- **Try it**
What lines of the material below hold the string "每天吃逛"? Copy them out.

- - -

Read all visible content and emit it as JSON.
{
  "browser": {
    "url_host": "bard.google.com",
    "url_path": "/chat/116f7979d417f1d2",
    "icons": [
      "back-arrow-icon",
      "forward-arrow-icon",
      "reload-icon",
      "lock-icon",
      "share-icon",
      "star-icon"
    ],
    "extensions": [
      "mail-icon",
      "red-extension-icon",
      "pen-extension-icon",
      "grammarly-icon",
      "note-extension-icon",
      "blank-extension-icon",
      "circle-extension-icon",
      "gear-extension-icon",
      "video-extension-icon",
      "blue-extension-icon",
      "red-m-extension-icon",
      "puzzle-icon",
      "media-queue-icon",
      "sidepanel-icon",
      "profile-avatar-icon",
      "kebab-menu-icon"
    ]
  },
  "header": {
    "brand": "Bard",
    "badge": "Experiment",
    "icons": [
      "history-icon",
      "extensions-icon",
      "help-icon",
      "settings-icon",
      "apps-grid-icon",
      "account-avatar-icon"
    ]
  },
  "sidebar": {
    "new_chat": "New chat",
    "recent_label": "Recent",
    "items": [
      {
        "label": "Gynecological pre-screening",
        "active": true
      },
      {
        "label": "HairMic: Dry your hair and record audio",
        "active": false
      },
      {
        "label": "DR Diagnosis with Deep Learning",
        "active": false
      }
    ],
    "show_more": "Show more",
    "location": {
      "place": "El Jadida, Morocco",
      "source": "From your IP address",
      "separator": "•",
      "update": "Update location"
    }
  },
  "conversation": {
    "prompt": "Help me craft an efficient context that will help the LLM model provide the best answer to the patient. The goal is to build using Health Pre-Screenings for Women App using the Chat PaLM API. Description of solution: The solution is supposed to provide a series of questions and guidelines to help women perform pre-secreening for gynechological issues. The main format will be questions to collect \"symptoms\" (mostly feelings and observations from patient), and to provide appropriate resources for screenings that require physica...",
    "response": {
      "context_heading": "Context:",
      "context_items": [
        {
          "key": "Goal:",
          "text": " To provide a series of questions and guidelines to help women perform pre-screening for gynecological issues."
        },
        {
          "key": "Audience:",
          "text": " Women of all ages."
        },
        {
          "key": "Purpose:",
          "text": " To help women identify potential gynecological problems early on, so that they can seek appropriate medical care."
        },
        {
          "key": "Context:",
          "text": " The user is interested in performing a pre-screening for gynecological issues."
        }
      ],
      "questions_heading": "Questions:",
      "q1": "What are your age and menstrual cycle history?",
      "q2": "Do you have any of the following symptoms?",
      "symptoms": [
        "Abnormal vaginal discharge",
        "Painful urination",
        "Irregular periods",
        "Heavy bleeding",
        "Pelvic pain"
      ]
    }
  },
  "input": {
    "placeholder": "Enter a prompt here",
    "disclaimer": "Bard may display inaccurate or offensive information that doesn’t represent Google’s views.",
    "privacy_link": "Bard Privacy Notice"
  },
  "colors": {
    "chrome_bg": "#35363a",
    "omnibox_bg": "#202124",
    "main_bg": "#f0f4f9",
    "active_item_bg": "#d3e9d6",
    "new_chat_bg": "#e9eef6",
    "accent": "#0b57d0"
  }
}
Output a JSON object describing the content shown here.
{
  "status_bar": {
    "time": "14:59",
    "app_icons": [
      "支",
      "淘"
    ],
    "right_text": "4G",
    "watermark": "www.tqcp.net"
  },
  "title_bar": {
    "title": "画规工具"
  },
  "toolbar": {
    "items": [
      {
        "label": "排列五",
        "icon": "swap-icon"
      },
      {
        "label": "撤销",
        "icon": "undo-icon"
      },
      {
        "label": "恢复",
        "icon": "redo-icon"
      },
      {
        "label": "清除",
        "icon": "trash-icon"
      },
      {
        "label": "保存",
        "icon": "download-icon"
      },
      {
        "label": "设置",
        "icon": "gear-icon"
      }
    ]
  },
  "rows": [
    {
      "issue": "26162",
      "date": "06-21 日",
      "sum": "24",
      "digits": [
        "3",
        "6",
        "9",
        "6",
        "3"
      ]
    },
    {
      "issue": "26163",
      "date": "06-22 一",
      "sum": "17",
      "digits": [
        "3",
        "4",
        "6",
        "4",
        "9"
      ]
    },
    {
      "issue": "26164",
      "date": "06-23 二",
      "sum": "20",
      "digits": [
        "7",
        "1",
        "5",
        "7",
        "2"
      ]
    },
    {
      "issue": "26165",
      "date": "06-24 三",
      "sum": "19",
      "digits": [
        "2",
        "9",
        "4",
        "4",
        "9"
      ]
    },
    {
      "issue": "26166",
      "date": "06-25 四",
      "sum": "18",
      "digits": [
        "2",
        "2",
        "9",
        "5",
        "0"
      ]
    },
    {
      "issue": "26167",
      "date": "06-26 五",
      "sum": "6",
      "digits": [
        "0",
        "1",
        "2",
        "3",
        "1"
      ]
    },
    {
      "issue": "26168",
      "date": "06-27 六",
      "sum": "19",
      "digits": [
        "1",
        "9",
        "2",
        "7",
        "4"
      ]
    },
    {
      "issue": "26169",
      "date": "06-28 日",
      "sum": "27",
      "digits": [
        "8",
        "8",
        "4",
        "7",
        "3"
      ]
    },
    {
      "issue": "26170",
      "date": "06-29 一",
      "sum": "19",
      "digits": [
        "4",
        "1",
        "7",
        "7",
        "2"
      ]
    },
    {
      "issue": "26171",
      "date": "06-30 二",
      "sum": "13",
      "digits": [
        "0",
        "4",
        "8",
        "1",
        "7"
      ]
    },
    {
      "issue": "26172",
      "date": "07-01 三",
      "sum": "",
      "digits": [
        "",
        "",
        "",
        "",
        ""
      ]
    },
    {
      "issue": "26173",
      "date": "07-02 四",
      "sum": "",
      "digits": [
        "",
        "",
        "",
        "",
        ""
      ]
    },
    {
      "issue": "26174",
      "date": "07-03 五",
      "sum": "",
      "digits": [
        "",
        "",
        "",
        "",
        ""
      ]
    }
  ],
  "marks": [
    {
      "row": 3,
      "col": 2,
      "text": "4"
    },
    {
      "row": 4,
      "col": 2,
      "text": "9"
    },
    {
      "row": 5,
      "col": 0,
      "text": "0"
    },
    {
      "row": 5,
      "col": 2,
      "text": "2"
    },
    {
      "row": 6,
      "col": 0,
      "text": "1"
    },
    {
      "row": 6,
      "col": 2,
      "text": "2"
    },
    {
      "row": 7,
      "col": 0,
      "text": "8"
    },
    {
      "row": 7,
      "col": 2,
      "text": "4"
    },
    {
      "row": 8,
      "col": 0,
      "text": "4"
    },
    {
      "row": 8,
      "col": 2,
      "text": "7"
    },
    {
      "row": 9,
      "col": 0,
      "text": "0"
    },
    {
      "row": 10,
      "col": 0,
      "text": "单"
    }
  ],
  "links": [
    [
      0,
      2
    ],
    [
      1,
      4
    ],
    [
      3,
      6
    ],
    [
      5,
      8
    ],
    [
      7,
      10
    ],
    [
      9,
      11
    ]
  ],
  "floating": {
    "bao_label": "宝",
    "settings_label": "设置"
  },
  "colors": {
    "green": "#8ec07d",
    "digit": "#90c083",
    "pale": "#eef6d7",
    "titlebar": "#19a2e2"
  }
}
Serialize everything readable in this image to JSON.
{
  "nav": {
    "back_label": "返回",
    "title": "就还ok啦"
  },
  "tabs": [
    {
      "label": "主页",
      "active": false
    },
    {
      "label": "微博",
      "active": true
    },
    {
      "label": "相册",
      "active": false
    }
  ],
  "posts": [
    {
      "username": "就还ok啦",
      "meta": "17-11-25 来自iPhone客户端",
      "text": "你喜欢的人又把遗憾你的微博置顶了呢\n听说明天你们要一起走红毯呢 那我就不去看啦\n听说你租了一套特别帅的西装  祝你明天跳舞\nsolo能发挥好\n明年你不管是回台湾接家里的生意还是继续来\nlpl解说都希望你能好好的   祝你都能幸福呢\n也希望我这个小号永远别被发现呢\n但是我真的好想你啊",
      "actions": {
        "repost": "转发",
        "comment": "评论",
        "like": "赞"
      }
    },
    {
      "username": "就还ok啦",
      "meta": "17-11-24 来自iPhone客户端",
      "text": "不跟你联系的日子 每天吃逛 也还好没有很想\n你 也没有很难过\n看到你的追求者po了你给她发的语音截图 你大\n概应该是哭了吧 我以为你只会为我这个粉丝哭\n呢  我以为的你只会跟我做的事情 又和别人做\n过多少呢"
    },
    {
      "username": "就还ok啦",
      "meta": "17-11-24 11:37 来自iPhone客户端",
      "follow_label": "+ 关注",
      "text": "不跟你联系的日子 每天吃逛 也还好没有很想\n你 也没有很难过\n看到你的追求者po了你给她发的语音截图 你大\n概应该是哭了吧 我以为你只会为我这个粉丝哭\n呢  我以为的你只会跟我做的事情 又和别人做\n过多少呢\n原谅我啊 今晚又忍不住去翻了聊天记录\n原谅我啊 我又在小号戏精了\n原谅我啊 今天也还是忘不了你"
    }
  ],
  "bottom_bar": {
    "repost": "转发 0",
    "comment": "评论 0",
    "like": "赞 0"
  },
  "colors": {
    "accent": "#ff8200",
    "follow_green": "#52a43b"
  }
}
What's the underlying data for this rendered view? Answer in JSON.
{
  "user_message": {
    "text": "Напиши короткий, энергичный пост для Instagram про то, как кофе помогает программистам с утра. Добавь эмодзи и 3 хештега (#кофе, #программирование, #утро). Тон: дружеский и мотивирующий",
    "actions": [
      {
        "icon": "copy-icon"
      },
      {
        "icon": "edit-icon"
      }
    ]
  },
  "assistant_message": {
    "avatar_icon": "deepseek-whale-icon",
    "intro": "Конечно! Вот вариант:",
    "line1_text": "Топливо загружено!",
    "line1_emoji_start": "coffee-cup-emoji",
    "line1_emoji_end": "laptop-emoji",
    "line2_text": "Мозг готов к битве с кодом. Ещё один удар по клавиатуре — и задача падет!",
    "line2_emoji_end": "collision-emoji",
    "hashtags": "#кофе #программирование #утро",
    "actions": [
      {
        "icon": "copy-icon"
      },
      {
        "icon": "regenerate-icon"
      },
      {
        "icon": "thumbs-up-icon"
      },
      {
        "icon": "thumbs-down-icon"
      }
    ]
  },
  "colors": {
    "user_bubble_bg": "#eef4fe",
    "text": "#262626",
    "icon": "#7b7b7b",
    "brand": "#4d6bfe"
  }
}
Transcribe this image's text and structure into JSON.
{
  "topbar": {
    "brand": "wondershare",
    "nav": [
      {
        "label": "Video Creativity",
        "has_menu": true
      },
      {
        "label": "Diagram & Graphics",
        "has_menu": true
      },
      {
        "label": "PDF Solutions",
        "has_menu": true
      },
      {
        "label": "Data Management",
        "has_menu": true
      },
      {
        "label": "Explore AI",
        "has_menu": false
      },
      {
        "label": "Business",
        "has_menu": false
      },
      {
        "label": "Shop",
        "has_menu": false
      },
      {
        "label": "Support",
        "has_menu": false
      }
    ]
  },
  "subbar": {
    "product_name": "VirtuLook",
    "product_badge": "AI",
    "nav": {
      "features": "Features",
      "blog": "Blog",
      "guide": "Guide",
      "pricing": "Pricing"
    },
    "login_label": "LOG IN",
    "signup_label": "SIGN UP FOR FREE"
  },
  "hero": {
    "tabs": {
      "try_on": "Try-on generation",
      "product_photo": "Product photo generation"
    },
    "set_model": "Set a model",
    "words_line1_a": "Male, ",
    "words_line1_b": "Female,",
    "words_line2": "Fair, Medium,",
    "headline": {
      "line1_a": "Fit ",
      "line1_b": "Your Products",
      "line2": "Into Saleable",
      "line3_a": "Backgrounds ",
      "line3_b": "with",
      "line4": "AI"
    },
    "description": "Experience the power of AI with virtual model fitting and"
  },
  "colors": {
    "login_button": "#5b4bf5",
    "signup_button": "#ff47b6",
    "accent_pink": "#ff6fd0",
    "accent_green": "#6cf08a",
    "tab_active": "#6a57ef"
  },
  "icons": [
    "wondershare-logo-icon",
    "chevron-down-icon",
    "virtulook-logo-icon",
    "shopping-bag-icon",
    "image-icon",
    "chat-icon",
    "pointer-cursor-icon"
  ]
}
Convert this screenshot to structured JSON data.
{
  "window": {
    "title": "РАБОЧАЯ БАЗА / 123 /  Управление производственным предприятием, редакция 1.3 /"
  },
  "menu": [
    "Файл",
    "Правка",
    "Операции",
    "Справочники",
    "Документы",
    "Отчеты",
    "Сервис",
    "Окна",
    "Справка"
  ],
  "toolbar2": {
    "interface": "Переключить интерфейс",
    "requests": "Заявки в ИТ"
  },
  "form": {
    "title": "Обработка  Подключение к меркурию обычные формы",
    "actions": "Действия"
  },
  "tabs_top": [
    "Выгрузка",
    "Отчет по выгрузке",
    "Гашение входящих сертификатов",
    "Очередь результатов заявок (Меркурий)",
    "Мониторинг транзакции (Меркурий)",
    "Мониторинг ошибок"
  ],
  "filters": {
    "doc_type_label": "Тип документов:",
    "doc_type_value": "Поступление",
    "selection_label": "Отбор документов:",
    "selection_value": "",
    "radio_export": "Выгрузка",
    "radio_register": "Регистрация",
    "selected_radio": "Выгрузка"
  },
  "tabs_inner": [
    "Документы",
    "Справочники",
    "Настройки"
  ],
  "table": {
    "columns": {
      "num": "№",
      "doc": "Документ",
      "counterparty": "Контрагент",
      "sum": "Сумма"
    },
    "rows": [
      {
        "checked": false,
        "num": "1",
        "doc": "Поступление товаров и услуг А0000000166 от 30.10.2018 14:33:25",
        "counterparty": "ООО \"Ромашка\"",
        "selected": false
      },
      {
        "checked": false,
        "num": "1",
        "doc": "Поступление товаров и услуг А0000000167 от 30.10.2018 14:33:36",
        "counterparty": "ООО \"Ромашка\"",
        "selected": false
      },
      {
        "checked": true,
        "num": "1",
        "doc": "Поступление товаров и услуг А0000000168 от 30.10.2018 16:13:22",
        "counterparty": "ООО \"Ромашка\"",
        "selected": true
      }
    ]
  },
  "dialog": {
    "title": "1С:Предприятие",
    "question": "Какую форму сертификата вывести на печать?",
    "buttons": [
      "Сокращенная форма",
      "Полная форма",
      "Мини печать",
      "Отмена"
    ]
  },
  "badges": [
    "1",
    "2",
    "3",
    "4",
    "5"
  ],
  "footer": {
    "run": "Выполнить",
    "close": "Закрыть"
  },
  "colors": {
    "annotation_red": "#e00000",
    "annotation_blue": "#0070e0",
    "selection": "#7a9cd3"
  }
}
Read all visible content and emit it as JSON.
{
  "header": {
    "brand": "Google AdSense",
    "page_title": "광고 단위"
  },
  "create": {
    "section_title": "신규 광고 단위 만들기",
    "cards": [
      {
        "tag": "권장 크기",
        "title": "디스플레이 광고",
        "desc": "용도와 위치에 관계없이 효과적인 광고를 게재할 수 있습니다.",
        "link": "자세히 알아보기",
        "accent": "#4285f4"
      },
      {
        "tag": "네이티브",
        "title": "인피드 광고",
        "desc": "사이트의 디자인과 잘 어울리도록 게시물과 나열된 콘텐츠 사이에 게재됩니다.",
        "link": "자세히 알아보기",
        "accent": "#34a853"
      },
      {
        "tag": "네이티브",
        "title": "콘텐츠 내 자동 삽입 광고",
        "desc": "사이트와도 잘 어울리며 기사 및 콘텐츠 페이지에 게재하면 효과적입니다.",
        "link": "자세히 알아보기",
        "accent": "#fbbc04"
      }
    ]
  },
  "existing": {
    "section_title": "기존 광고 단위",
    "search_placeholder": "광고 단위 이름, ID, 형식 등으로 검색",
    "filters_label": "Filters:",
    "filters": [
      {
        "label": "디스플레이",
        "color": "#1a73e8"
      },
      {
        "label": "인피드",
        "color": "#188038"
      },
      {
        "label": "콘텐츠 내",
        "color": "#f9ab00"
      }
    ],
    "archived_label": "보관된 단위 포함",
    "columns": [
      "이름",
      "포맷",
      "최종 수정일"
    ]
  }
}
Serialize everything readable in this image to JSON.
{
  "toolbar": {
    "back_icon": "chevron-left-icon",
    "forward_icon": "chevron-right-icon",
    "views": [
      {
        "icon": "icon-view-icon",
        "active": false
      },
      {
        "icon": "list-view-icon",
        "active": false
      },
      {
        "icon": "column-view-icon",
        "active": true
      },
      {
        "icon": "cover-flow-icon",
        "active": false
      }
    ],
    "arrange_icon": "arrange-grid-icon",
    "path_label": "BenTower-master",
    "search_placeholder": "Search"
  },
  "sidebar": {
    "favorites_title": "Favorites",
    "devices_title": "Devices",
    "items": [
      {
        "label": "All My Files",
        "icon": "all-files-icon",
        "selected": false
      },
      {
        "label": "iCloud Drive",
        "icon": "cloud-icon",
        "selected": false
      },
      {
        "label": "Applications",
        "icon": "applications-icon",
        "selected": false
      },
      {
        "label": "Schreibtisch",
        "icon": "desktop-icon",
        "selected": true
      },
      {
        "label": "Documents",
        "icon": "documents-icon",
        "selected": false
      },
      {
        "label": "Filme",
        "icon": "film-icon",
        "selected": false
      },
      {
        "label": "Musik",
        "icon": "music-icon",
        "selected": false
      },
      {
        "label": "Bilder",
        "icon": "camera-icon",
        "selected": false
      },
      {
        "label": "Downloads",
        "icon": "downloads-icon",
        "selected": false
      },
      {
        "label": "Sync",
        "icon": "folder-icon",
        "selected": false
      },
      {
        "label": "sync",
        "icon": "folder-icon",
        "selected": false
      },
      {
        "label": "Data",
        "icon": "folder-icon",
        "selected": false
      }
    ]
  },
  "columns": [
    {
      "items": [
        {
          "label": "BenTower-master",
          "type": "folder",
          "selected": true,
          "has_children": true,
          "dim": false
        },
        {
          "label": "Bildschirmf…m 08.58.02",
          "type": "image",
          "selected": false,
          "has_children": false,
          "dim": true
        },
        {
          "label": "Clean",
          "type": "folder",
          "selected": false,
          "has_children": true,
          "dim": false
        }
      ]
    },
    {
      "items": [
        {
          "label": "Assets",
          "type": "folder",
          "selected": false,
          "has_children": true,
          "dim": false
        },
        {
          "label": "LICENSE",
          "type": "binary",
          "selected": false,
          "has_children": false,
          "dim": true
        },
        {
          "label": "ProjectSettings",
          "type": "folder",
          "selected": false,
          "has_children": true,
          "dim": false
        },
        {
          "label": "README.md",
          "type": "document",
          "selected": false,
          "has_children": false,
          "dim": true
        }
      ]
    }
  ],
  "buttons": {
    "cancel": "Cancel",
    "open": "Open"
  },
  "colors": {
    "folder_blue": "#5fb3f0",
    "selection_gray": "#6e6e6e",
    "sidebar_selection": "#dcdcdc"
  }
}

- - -

- **Solved problem**
      "text": "不跟你联系的日子 每天吃逛 也还好没有很想\n你 也没有很难过\n看到你的追求者po了你给她发的语音截图 你大\n概应该是哭了吧 我以为你只会为我这个粉丝哭\n呢  我以为的你只会跟我做的事情 又和别人做\n过多少呢"
      "text": "不跟你联系的日子 每天吃逛 也还好没有很想\n你 也没有很难过\n看到你的追求者po了你给她发的语音截图 你大\n概应该是哭了吧 我以为你只会为我这个粉丝哭\n呢  我以为的你只会跟我做的事情 又和别人做\n过多少呢\n原谅我啊 今晚又忍不住去翻了聊天记录\n原谅我啊 我又在小号戏精了\n原谅我啊 今天也还是忘不了你"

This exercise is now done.